For those of you who have yet to hear Laura Theodore’s spectacular four-octave singing range or watch her perform on stage, television or in films, there’s a treat in store.... Not only will this CD give her fans a taste of her musical skills, but it will again cite the versatility and charisma of this vocalist whose voice continues to stun both her audiences and critics. Get out to see and hear this talented performer and be certain to purchase her new CD.
Kappy Kapner, Suburban News
Laura Theodore, Vocals
Brian Murphy, Piano
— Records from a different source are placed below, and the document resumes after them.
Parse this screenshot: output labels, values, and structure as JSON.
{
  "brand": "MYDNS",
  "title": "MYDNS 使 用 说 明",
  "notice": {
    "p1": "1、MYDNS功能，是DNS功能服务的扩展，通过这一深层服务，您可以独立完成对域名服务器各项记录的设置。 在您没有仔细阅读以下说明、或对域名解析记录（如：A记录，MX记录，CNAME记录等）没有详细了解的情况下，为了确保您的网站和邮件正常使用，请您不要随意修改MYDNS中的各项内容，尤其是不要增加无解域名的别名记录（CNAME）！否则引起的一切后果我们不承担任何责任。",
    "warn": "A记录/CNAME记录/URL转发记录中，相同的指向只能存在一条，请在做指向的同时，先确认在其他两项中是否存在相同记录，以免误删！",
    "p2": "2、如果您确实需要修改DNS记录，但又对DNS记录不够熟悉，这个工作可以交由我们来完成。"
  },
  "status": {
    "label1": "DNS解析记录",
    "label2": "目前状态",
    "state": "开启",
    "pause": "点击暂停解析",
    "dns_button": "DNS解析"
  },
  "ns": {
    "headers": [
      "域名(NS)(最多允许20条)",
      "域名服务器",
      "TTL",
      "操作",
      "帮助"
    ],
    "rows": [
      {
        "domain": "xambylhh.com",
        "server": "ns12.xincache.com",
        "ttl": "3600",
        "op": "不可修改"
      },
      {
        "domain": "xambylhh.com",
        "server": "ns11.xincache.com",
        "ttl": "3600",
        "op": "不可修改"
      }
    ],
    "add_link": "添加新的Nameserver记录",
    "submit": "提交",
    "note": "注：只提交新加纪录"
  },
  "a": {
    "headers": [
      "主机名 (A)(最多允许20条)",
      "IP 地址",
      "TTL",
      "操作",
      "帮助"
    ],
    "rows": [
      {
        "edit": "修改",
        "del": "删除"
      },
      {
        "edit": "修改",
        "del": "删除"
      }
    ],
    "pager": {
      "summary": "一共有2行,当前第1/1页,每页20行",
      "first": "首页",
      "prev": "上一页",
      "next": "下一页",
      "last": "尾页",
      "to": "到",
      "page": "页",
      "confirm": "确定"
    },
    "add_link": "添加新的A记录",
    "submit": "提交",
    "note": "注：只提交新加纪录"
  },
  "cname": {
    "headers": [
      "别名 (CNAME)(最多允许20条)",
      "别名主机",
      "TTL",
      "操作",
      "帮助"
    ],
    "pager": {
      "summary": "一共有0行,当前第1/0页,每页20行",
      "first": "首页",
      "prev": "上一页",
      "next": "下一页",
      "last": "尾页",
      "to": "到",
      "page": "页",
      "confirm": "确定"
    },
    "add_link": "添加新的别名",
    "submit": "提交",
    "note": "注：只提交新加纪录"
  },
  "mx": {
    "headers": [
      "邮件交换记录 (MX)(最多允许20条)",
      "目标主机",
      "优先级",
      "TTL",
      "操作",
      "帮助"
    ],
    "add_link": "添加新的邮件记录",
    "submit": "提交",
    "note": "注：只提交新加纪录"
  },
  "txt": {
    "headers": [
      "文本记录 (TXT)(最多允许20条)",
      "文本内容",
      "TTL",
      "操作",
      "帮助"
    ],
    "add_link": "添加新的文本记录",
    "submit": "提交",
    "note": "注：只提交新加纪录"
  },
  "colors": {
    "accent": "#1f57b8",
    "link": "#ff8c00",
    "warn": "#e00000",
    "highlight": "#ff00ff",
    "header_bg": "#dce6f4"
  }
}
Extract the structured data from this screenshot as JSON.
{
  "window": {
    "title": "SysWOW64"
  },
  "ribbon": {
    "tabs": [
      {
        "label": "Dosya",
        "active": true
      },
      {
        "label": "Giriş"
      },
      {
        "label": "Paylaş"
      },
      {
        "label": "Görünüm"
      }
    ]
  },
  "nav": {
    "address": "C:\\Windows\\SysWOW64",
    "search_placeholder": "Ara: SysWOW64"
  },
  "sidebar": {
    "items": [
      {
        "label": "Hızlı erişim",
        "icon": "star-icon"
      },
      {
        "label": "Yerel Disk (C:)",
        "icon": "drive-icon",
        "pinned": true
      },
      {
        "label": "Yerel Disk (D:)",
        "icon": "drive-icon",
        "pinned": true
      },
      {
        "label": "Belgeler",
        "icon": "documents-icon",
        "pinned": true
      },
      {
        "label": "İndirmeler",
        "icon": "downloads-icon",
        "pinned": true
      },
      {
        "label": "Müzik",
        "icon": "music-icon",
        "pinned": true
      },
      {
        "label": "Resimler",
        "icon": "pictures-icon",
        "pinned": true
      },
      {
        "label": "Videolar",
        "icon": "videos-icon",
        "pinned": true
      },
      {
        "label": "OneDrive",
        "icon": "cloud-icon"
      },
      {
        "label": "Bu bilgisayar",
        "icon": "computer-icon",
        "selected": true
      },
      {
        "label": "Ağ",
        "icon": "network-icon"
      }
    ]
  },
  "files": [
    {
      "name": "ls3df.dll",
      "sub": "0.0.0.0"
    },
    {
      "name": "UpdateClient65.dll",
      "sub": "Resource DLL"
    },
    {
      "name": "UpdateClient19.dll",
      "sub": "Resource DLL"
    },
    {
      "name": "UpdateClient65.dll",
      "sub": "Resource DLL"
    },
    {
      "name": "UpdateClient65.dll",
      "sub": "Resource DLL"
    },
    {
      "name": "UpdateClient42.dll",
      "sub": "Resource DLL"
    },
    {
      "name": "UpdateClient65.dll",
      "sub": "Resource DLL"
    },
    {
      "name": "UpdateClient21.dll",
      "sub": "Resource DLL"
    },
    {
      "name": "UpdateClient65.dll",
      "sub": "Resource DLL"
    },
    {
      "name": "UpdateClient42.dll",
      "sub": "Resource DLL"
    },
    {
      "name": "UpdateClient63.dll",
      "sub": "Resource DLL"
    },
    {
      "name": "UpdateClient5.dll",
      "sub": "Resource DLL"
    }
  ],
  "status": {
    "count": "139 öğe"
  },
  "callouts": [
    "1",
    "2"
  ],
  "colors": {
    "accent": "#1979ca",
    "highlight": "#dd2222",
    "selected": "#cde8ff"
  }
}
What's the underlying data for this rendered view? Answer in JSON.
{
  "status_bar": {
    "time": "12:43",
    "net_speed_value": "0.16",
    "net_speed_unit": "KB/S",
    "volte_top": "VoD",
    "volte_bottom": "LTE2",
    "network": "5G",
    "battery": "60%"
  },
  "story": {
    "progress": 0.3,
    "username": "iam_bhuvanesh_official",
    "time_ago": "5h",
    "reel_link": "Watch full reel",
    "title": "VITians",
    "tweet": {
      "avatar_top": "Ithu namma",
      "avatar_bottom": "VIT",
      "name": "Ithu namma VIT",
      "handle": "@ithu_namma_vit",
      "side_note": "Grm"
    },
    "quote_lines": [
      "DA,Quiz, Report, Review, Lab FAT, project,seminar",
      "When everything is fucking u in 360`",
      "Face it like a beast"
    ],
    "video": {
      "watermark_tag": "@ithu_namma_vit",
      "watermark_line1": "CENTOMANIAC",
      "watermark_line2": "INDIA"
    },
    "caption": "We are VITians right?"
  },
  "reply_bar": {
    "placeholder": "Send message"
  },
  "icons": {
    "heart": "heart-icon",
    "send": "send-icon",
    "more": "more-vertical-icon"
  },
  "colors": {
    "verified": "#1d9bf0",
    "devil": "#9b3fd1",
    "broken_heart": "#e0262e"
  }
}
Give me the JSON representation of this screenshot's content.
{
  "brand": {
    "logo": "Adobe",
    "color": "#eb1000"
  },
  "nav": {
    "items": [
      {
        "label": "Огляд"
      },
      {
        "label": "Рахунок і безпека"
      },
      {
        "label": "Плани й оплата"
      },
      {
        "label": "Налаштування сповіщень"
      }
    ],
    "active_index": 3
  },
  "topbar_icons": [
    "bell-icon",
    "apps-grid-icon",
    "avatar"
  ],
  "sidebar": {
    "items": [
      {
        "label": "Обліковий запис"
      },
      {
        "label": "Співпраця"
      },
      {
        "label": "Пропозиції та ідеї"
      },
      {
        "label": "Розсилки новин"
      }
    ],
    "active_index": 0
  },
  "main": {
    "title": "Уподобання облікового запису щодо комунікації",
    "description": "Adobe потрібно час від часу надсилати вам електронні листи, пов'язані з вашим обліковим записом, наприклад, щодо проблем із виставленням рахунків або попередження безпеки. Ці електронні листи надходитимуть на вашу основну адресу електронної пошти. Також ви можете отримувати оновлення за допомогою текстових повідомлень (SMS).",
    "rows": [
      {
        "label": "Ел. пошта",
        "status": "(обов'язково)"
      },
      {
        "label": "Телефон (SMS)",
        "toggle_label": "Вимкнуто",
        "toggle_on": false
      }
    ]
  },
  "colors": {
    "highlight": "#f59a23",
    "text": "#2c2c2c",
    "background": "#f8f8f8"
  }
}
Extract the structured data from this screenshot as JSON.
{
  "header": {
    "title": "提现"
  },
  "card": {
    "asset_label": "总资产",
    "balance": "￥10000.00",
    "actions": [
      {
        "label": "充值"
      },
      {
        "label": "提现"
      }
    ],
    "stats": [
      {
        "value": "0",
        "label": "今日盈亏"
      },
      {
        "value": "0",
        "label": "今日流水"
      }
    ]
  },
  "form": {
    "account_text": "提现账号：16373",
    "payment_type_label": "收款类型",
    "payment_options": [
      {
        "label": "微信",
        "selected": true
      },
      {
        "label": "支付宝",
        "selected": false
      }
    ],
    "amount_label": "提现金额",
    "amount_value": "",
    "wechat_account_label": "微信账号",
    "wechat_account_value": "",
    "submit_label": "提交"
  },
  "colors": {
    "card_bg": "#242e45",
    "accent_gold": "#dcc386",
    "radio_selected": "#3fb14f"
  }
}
Chuck Bergeron, Acoustic Bass
Lee Schwartz, Drums
Juliene Purefoy, Tenor Saxophone & Flute
Hernan “Teddy” Mulet, Lead Trumpet
Doug Michels, Lead Trumpet
Noah Brandmark, Tenor Saxophone
Mark Hurwitz, Alto Saxophone
John Kricker, Lead Trombone
Paul Ayick, Trumpet
Mike Balogh, Trombone
Mike Brignola, Baritone Saxophone
Dave Dickey, Trombone
Jim Hayward, Tenor Saxophone
Dale Sloman, Trumpet
Jim Trimbal, Trombone
Produced By: Laura Theodore
Executive Producer: Andy Ebberbach
Recording Engineer: Michael Fourens
Big Band Conducted By: Juliene Purefoy
Recorded Live At: International Recording Studios, North Miami Beach, on January 7-8, 2002
Mixed By: Andy Ebberbach
Photos : Joe Orecchio
Hair & Makeup: Christina Turino
CD Graphics: Brian Shelford for Nordec Inc.
CD Replication: Digirom
Studio Assistant: Ami Haddad
Digital Transfers: Mark Berger at Toy Specialist, NYC